### Supplied data:
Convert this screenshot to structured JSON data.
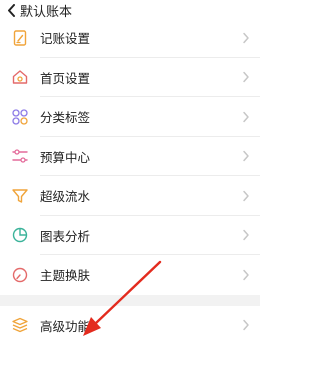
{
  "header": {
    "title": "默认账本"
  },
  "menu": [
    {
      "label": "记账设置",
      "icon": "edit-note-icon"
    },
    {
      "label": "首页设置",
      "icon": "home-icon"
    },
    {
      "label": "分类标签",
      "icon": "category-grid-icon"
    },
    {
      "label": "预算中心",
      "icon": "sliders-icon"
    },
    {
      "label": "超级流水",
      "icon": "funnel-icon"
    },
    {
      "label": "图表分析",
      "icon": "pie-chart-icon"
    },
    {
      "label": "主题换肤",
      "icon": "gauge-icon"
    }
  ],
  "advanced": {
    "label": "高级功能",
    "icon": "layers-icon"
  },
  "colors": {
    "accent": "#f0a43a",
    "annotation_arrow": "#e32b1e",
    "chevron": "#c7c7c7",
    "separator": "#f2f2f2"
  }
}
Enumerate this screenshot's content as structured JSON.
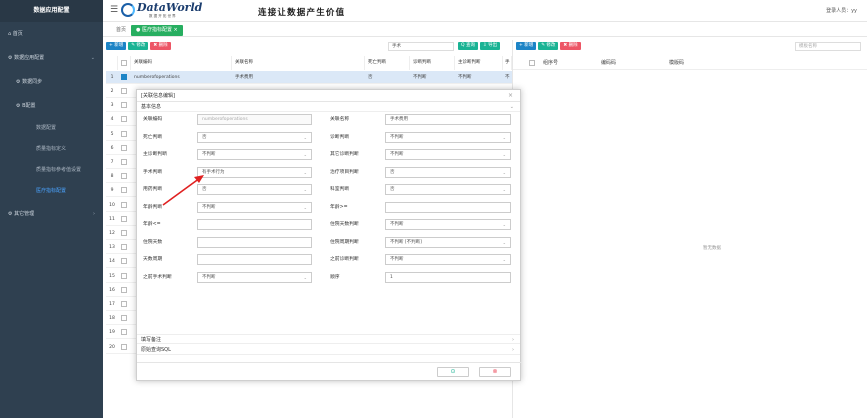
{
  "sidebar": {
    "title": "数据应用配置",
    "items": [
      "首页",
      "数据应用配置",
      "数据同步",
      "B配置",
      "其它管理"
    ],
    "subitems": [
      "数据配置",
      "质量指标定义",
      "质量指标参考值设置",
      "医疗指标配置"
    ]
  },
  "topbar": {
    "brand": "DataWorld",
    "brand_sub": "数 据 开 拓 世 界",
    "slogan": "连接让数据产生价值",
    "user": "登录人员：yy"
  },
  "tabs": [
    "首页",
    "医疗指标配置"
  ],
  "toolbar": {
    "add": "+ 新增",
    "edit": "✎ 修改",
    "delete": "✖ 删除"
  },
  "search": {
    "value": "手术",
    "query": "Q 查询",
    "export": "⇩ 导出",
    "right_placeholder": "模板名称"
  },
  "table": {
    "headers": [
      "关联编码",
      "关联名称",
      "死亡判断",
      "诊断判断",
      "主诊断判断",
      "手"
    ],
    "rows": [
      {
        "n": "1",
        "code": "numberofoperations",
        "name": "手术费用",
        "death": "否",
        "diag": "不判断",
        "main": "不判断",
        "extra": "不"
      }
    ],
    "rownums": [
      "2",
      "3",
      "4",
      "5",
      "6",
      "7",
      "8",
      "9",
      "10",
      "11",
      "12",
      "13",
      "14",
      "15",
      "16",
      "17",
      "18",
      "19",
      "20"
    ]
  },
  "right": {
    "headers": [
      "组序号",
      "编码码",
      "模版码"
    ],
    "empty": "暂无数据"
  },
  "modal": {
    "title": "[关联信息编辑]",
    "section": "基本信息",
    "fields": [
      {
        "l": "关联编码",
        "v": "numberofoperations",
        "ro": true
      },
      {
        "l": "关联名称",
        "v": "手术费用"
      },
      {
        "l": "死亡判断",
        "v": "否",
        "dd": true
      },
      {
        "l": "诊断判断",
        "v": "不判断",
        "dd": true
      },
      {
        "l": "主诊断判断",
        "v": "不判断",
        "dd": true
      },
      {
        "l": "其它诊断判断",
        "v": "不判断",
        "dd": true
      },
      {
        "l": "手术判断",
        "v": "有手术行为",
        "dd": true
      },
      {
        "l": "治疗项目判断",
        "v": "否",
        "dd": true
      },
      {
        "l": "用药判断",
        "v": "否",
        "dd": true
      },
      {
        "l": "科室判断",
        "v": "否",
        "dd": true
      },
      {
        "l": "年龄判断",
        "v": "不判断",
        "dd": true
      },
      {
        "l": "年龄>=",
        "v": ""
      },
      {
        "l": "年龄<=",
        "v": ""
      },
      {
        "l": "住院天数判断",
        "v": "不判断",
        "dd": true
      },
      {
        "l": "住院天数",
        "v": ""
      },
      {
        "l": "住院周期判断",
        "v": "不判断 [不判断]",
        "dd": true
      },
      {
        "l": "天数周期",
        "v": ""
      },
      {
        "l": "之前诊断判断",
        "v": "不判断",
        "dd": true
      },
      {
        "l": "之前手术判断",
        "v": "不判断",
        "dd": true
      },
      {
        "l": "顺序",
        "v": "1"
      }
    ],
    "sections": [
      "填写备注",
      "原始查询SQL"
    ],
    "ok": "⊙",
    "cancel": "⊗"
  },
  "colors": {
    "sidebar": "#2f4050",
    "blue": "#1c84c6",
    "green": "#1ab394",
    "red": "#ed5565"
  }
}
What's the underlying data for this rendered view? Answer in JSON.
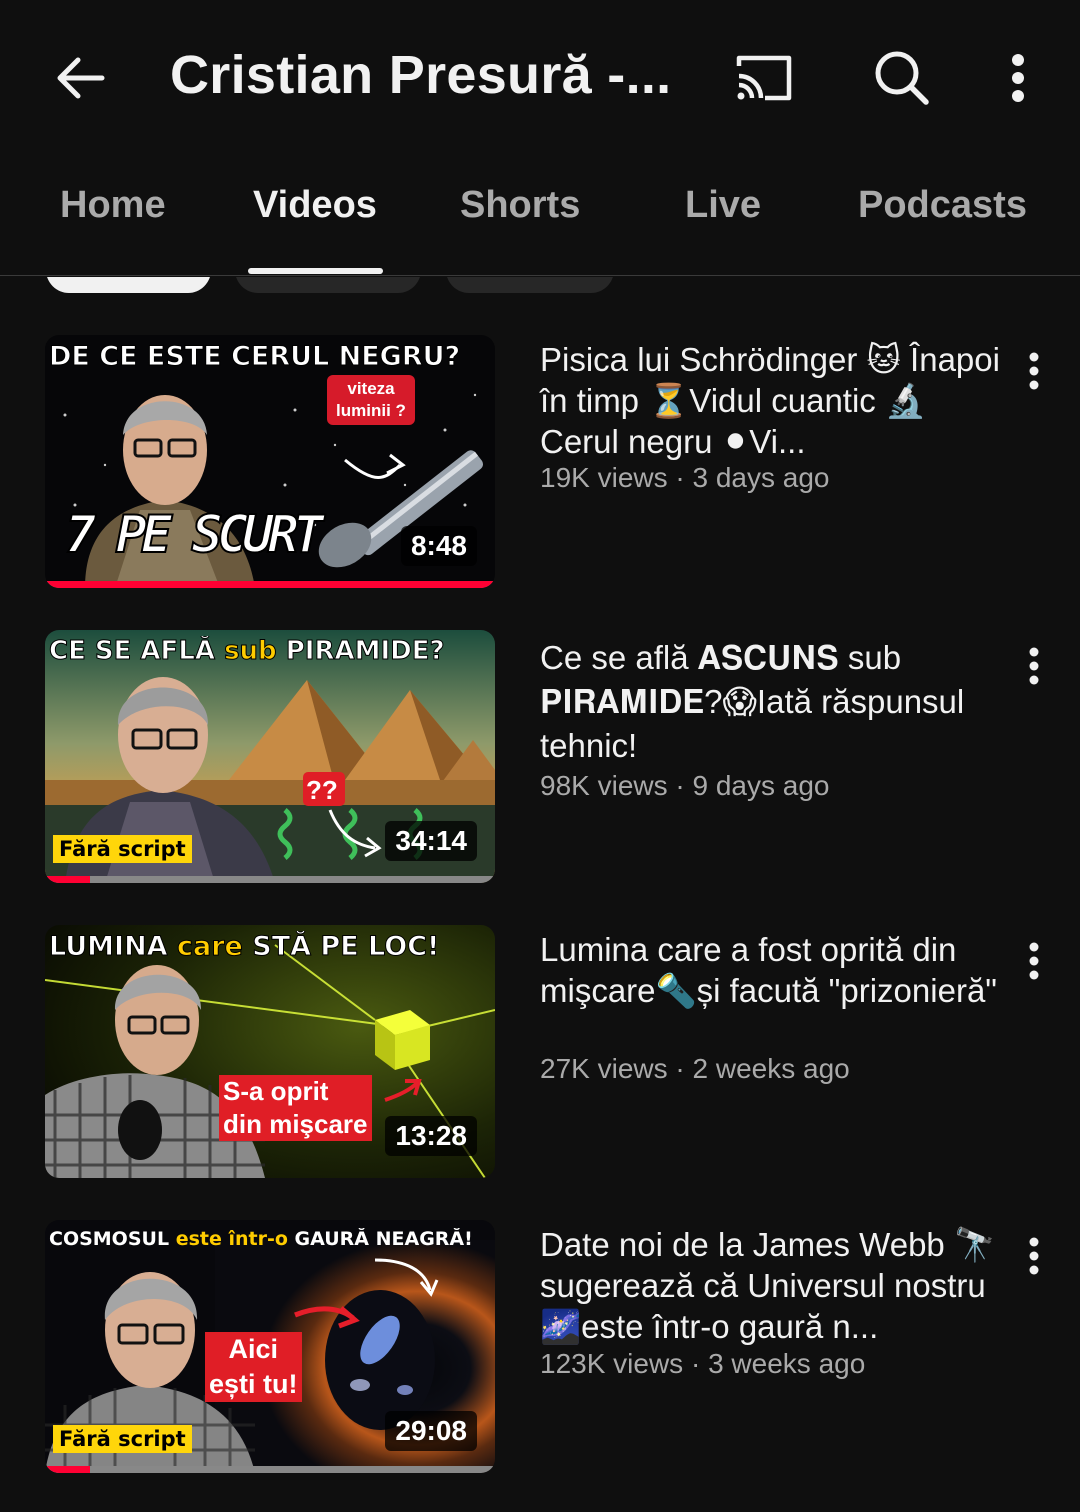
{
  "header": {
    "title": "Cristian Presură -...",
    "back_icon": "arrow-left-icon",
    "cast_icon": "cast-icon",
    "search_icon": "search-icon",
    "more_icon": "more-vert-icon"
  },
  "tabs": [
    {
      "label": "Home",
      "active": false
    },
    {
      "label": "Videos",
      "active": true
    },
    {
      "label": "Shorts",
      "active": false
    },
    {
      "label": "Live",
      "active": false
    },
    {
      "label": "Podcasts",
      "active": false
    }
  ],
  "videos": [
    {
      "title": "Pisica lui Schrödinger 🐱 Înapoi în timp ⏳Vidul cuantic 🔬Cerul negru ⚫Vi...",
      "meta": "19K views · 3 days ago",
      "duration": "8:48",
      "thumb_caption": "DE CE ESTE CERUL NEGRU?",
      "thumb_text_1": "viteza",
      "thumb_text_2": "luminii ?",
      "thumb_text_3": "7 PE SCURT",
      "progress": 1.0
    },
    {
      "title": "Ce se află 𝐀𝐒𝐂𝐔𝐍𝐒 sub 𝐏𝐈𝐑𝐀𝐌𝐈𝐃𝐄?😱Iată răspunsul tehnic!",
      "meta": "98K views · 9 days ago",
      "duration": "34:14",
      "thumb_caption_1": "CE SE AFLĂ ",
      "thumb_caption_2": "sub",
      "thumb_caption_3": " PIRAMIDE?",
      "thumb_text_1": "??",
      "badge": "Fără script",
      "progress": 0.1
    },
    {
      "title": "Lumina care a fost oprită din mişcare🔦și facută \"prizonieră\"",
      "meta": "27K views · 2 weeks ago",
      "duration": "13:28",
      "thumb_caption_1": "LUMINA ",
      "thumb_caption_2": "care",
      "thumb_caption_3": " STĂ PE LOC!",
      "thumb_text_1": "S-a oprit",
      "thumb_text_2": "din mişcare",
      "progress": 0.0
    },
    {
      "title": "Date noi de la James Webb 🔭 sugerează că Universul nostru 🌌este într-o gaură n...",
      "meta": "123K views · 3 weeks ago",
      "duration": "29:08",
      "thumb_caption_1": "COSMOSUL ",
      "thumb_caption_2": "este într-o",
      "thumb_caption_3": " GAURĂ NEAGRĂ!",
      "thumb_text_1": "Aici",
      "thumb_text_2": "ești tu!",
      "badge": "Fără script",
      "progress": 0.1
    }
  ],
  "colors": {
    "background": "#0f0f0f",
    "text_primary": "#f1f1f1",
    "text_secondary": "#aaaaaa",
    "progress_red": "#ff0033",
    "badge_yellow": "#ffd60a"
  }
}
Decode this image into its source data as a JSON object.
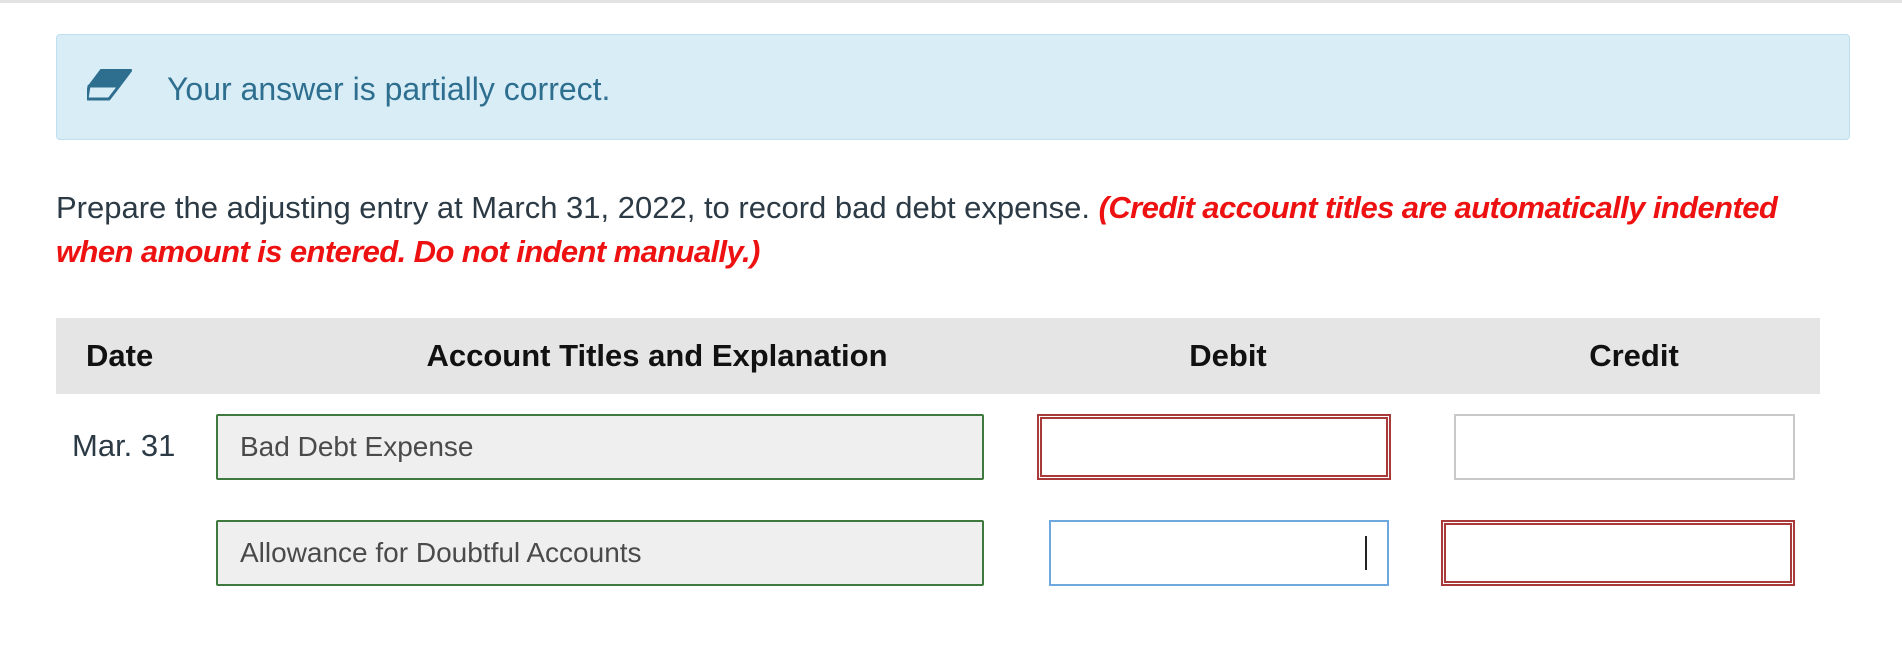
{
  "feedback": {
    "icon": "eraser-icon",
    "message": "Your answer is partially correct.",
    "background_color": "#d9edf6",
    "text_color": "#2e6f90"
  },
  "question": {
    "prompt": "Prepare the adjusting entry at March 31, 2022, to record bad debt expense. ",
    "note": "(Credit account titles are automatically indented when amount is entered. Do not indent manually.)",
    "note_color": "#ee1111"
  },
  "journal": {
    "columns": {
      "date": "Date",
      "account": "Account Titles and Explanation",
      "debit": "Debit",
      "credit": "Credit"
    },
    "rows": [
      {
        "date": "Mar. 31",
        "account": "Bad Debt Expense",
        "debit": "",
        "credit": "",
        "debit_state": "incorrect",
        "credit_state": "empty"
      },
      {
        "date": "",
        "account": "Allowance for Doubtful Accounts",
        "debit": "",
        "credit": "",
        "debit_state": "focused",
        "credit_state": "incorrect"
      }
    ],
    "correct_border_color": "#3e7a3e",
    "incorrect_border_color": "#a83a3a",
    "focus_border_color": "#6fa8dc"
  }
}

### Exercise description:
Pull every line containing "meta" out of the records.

### Exercise solution:
      "meta": "19K views · 3 days ago",
      "meta": "98K views · 9 days ago",
      "meta": "27K views · 2 weeks ago",
      "meta": "123K views · 3 weeks ago",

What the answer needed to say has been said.